Border Mail editorial: Why Albury to Wagga commuter rail concept could be a winner

Mention anything to do with rail in Albury-Wodonga and inevitably the conversation ends with frustration at the unreliability of the line between Melbourne and the Border.

Whether it’s from being shuttled onto buses or from arriving at their destination late, passengers have often been left frustrated by the experience.

While this is a different kettle of fish, a proposal to run a daily commuter train between Albury and Wagga has the potential to be an incredibly positive rail story.

As it stands, the only way to make a return rail journey between the Border and Wagga on the same day involves a trip in the very early hours of the morning.

Under the concept that was raised at a regional cities meeting recently, commuters could live in one city and work normal hours in the other.

Anything that can better connect two strong regional centres like Albury and Wagga is a good thing.

With Charles Sturt University having campuses in both cities and Murrumbidgee Local Health District taking in much of Albury’s surrounding district, education and health loom as just two sectors to benefit from increased connectivity.

Many government departments and regionally-based businesses have a presence in both Albury and Wagga and, as Vanessa Keenan says, there’s already “a lot of commuting happening that we don't know about”.

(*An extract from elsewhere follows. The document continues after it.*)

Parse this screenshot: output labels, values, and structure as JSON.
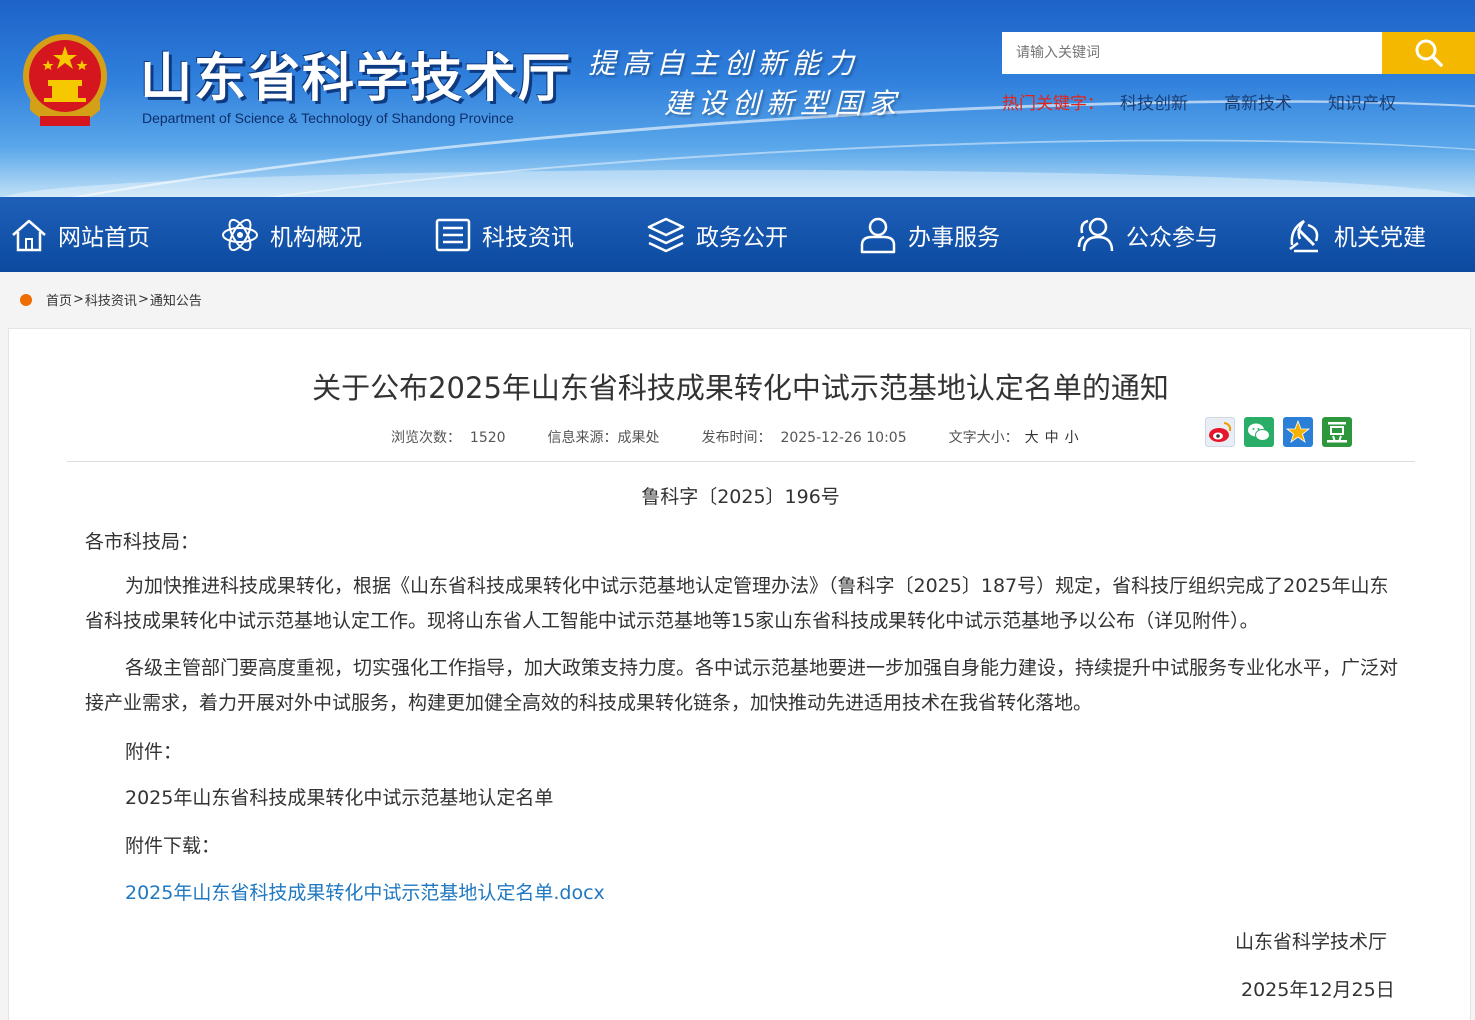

With capital cities becoming increasingly crowded and leaders pushing people to live or work in regional areas, communities need confidence they can be afforded the same opportunities as those in metropolitan centres. 

Of course, the plan is only its conceptual stages and a lot of government support would be needed before it could become a reality but, on face value, it’s a project worth supporting.

With the North East train line barely rating a mention with the Victorian government – see our $15 million compared to Ballarat’s $518 million in the last state budget – it’s a wonderful opportunity for those in Macquarie Street to show that NSW is made up of more than Newcastle, Sydney and Wollongong.

If a feasibility study finds the project is achievable, it would then be up to the people of Albury, Wagga and surrounding regions to ensure it is supported.